When I became pregnant, I went from a low pregnancy risk category to a high one. When I was having a minor procedure a couple of years ago, the nurse sent me for a surgical risk screening based solely on what my BMI said: not what my blood pressure, my strength, or my general level of fitness showed.

It’s good to manage risk, but you have to do it properly. Using a flawed tool does not minimize risk. In fact, it may increase your level of risk for inappropriate treatment or intervention. It’s time we talked in greater detail on the issues surrounding BMI and understood more how fitness through regular activity can reduce risk rather than applying some numbers.

— MarthaFitat55 lives in St. John’s.


Should I be worried about vaginal atrophy?

Last week I wrote a post about how the Bot Ad Overlords and my friends crowdsourced me a new anxiety: incontinence. I alluded to another worry that’s coming close on its heels: vaginal atrophy.

Or, as the New York Times recently called it, “the incredible shrinking vagina.”

What exactly is vaginal atrophy?

Essentially, as your estrogen levels drop during menopause, the “skin of the vulva and vagina become thinner with a loss of elasticity.” Labia minora can also shrink. And all of this is commonly accompanied by dryness, or, other symptoms during sex, “loss of lubrication, an uncomfortable sandpaper-like sensation, pain, difficulties achieving orgasm and even tearing of the vagina or vulva. There is also an increased risk of urinary tract infections.” Oh — and also according to the NYT — “as estrogen is crucial to maintaining the bacterial colonies of the vagina, there can also be a change in the type of bacteria, which can lead some women to notice a change in their typical smell.” This delightful array of symptoms is formally known as “genitourinary syndrome of menopause” — or GSM.

I think I speak for all of us when I say:

So what to do? What to do?

That link to the NYT piece has some basic suggestions, including obvious things like unscented soap, lube and vaginal moisturizers. But these are about managing symptoms — to try to do any prevention, you need to explore with your doctor about whether different pharmaceutical options, like vaginal estrogen creams etc., are a possibility.

This is where the feminist piece comes in for me: short of asking me “are you still having periods?” my doctor has never raised or mentioned anything about peri-menopause, my aging uterus or dwindling hormones — let alone my shrinking vagina. (I’m working hard here not to start to mentally distance myself from my discomfort here by using terminology like “my petrifying pussy” or “languishing ladygarden.” I never use those kinds of terms, but my inner voices are all like, eek must make this a joke!) It’s one of those not-talked-about things.

We were talking about this NYT piece the other day and Susan pointed out that if things are going to shrivel, by the time you become symptomatic enough for a doc to treat it as a thing, things are already shrunken, and you’re managing symptoms, not preventing anything.

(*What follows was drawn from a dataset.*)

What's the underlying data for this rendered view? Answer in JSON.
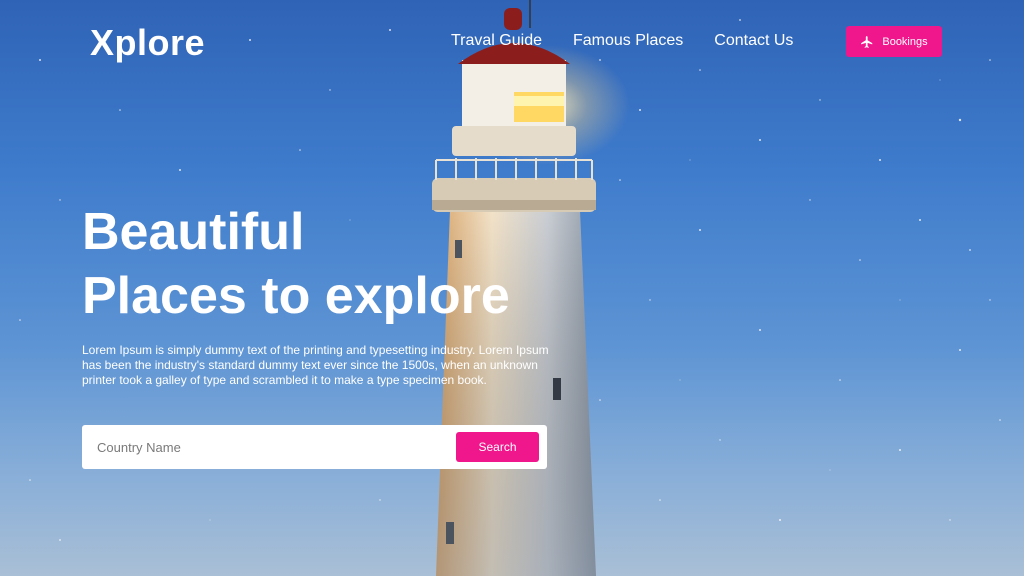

So this is my little feminist rant for this: older vagina-having people are sexual beings, and it’s a perfectly reasonable thing to want to preserve your juiciness. Docs aren’t going to offer anything until it’s a problem. Topical estrogen seems to be a (relatively, of course) safe option to prevent shrinkage. Seize your own destiny on this.

What’s up next in the “Icky Things my genitals might do” series?

Fieldpoppy is Cate Creede, who lives and ages and frets in Toronto.